mediareport writes "Really? More transparency is bad for consumers?"

In this particular case, yes. Not that the current system is best, of course. The best system would be one designed so that all the details could be publicised, and yet the integrity of the scores ensured. But, lacking that, if you're comparing "obscure system based on security-through-obscurity" vs. "transparent system based on security-through-obscurity", the one without transparency wins.
posted by Bugbread at 10:04 AM on June 18, 2007


When I, as a consumer, want to know who is the lawyer that is going to get me the most money for my settlement with McDonalds for making me fat, where do I turn?

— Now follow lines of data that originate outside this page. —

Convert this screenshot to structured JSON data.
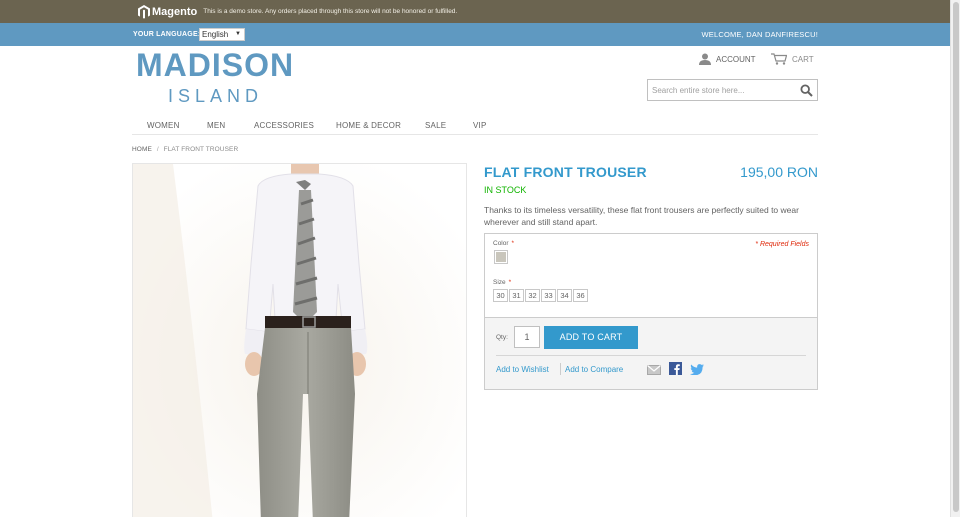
{
  "demo_bar": {
    "brand": "Magento",
    "notice": "This is a demo store. Any orders placed through this store will not be honored or fulfilled."
  },
  "header_bar": {
    "language_label": "YOUR LANGUAGE:",
    "language_value": "English",
    "welcome": "WELCOME, DAN DANFIRESCU!"
  },
  "logo": {
    "main": "MADISON",
    "sub": "ISLAND"
  },
  "account": {
    "account_label": "ACCOUNT",
    "cart_label": "CART"
  },
  "search": {
    "placeholder": "Search entire store here..."
  },
  "nav": {
    "items": [
      {
        "label": "WOMEN"
      },
      {
        "label": "MEN"
      },
      {
        "label": "ACCESSORIES"
      },
      {
        "label": "HOME & DECOR"
      },
      {
        "label": "SALE"
      },
      {
        "label": "VIP"
      }
    ]
  },
  "breadcrumb": {
    "home": "HOME",
    "separator": "/",
    "current": "FLAT FRONT TROUSER"
  },
  "product": {
    "name": "FLAT FRONT TROUSER",
    "price": "195,00 RON",
    "stock": "IN STOCK",
    "description": "Thanks to its timeless versatility, these flat front trousers are perfectly suited to wear wherever and still stand apart.",
    "color_label": "Color",
    "size_label": "Size",
    "required_mark": "*",
    "required_note": "* Required Fields",
    "sizes": [
      "30",
      "31",
      "32",
      "33",
      "34",
      "36"
    ],
    "qty_label": "Qty:",
    "qty_value": "1",
    "add_to_cart": "ADD TO CART",
    "wishlist": "Add to Wishlist",
    "compare": "Add to Compare"
  },
  "colors": {
    "accent": "#3399cc",
    "brand_bar": "#5f99c1",
    "demo_bar": "#6b6450",
    "stock": "#11b400",
    "required": "#df280a"
  },
  "icons": [
    "magento-logo-icon",
    "account-icon",
    "cart-icon",
    "search-icon",
    "email-icon",
    "facebook-icon",
    "twitter-icon"
  ]
}
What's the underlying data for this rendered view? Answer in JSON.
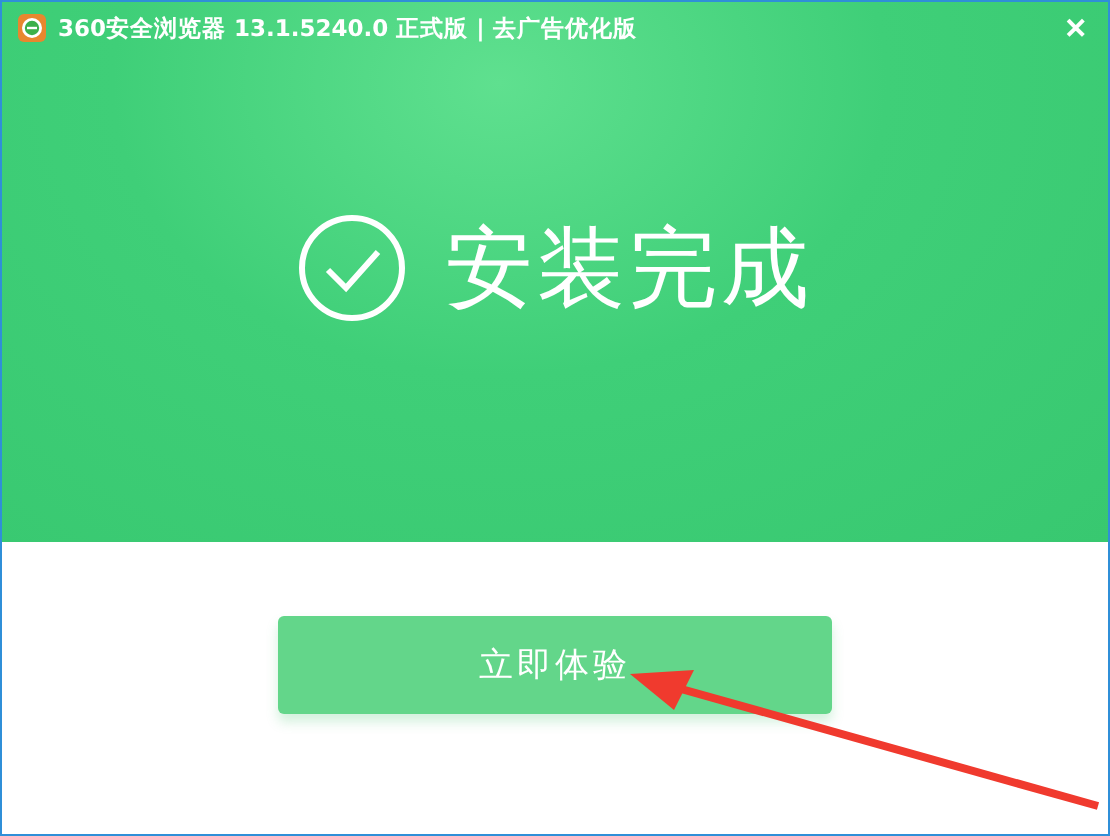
{
  "window": {
    "title": "360安全浏览器 13.1.5240.0 正式版 | 去广告优化版",
    "close": "✕"
  },
  "banner": {
    "message": "安装完成"
  },
  "action": {
    "label": "立即体验"
  }
}
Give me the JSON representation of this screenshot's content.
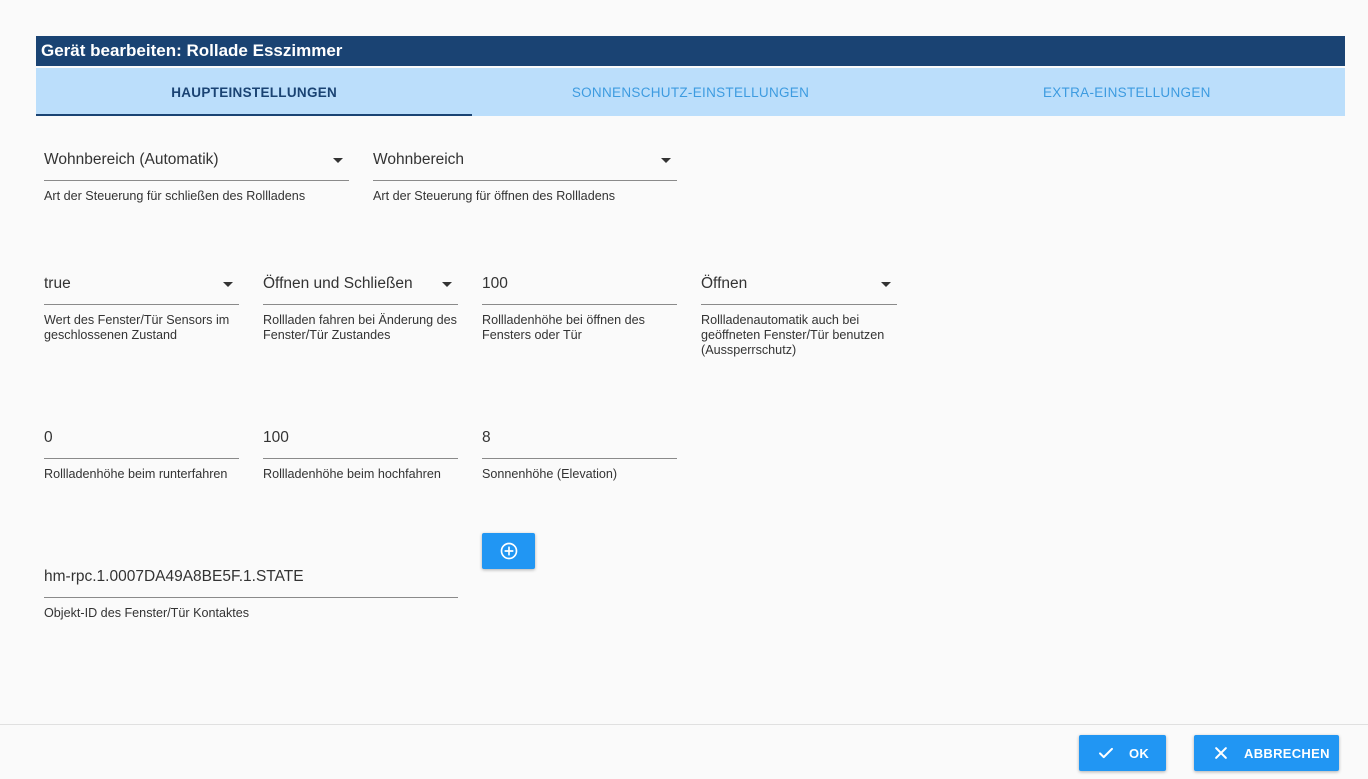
{
  "dialog": {
    "title": "Gerät bearbeiten: Rollade Esszimmer"
  },
  "tabs": [
    {
      "label": "HAUPTEINSTELLUNGEN",
      "active": true
    },
    {
      "label": "SONNENSCHUTZ-EINSTELLUNGEN",
      "active": false
    },
    {
      "label": "EXTRA-EINSTELLUNGEN",
      "active": false
    }
  ],
  "fields": {
    "close_mode": {
      "value": "Wohnbereich (Automatik)",
      "help": "Art der Steuerung für schließen des Rollladens"
    },
    "open_mode": {
      "value": "Wohnbereich",
      "help": "Art der Steuerung für öffnen des Rollladens"
    },
    "sensor_value": {
      "value": "true",
      "help": "Wert des Fenster/Tür Sensors im geschlossenen Zustand"
    },
    "drive_on_change": {
      "value": "Öffnen und Schließen",
      "help": "Rollladen fahren bei Änderung des Fenster/Tür Zustandes"
    },
    "open_height": {
      "value": "100",
      "help": "Rollladenhöhe bei öffnen des Fensters oder Tür"
    },
    "lockout": {
      "value": "Öffnen",
      "help": "Rollladenautomatik auch bei geöffneten Fenster/Tür benutzen (Aussperrschutz)"
    },
    "down_height": {
      "value": "0",
      "help": "Rollladenhöhe beim runterfahren"
    },
    "up_height": {
      "value": "100",
      "help": "Rollladenhöhe beim hochfahren"
    },
    "elevation": {
      "value": "8",
      "help": "Sonnenhöhe (Elevation)"
    },
    "object_id": {
      "value": "hm-rpc.1.0007DA49A8BE5F.1.STATE",
      "help": "Objekt-ID des Fenster/Tür Kontaktes"
    }
  },
  "icons": {
    "add": "plus-circle-icon",
    "ok": "check-icon",
    "cancel": "close-icon"
  },
  "footer": {
    "ok_label": "OK",
    "cancel_label": "ABBRECHEN"
  },
  "colors": {
    "header": "#1a4373",
    "tabs_bg": "#bbdefb",
    "tab_inactive": "#3d9be0",
    "primary": "#2196f3"
  }
}
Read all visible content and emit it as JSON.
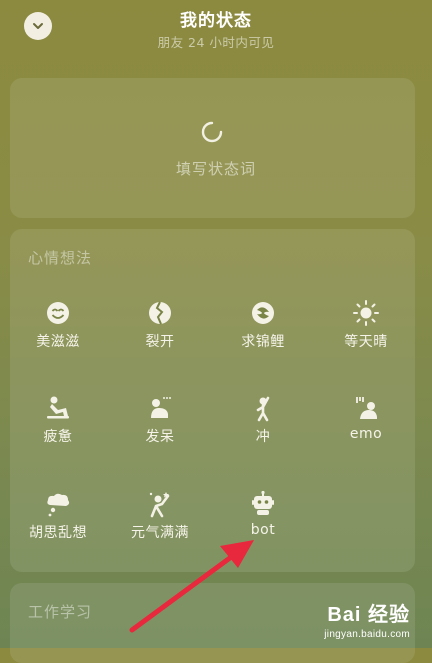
{
  "header": {
    "title": "我的状态",
    "subtitle": "朋友 24 小时内可见",
    "back_icon": "chevron-down-icon"
  },
  "status": {
    "placeholder": "填写状态词",
    "icon": "spinner-icon"
  },
  "mood_section": {
    "title": "心情想法",
    "items": [
      {
        "label": "美滋滋",
        "icon": "smile-icon"
      },
      {
        "label": "裂开",
        "icon": "cracked-icon"
      },
      {
        "label": "求锦鲤",
        "icon": "koi-icon"
      },
      {
        "label": "等天晴",
        "icon": "sun-icon"
      },
      {
        "label": "疲惫",
        "icon": "tired-icon"
      },
      {
        "label": "发呆",
        "icon": "daze-icon"
      },
      {
        "label": "冲",
        "icon": "rush-icon"
      },
      {
        "label": "emo",
        "icon": "emo-icon"
      },
      {
        "label": "胡思乱想",
        "icon": "thought-cloud-icon"
      },
      {
        "label": "元气满满",
        "icon": "energetic-icon"
      },
      {
        "label": "bot",
        "icon": "robot-icon"
      }
    ]
  },
  "work_section": {
    "title": "工作学习"
  },
  "watermark": {
    "brand": "Bai 经验",
    "url": "jingyan.baidu.com"
  },
  "colors": {
    "annotation_arrow": "#e8283c",
    "background_top": "#8c8a3f",
    "background_bottom": "#6e8553"
  }
}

Other lawyers are going to tell me that the best guy for the job is a scumbag, no?
posted by Pollomacho at 10:15 AM on June 18, 2007


I know Martindale Hubbell does it by asking other lawyers.

I obtained an injury lawyer through researching this site and am happy, so far. Some information is perhaps better than none at all. I don't know that Avvo should be sued, but an open, honest look at its rating system seems perfectly reasonable.
posted by Blazecock Pileon at 11:31 AM on June 18, 2007


monju_bosatsu and I are both now rated as better attorneys than Joe Jamail, David Boies, and Laurence Tribe.

Well are you? What makes a lawyer a good lawyer anyway?


*cough*prowess at gaming a system*cough*
posted by juv3nal at 12:55 PM on June 18, 2007


Pity the lawyers.
posted by bardic at 2:56 PM on June 18, 2007


This rating system seems, to me, very suspect and shoddy. All of the (decent, smart, ethical) attorneys I entered into this utility (inc. myself) earned a rating of "average"--Seemingly as a system default, and apparently based on what is NOT known about the attorney. How can this be helpful to consumers?
posted by applemeat at 4:55 PM on June 18, 2007


p.s. Although I’m generally impressed (and too often sharply humbled!) by the level of intelligence and creativity exhibited by Metafilter folks; the knee-jerk lawyer-bashing on this thread sadly reminds me that even Metafilter is no respite from cliché and ignorance. Sigh.
posted by applemeat at 5:08 PM on June 18, 2007


This guy gets a 6.5. Three times. I'm not sure what to think about that.
posted by dirigibleman at 6:44 PM on June 18, 2007


But applemeat, lawyer-bashing is fun, and it doesn't harm anyone, not even the lawyers. It's just a tradition, one supported by every cry for tort 'reform'. Of course, some stupid people take it all far too seriously.

This rating system sounds poor. But it also sounds like an attempt to do something reasonable. How is any layman supposed to choose a lawyer, past what they can afford? For most people, I think when they need a lawyer, the matters in focus are of extreme importance. Feeling clueless in making such a choice is stressful, to say the least.
posted by Goofyy at 7:54 AM on June 19, 2007


« Older The Iranian Flickr group celebrates the 1 year ann...  |  The face of Jesus in historic ... Newer »


This thread has been archived and is closed to new comments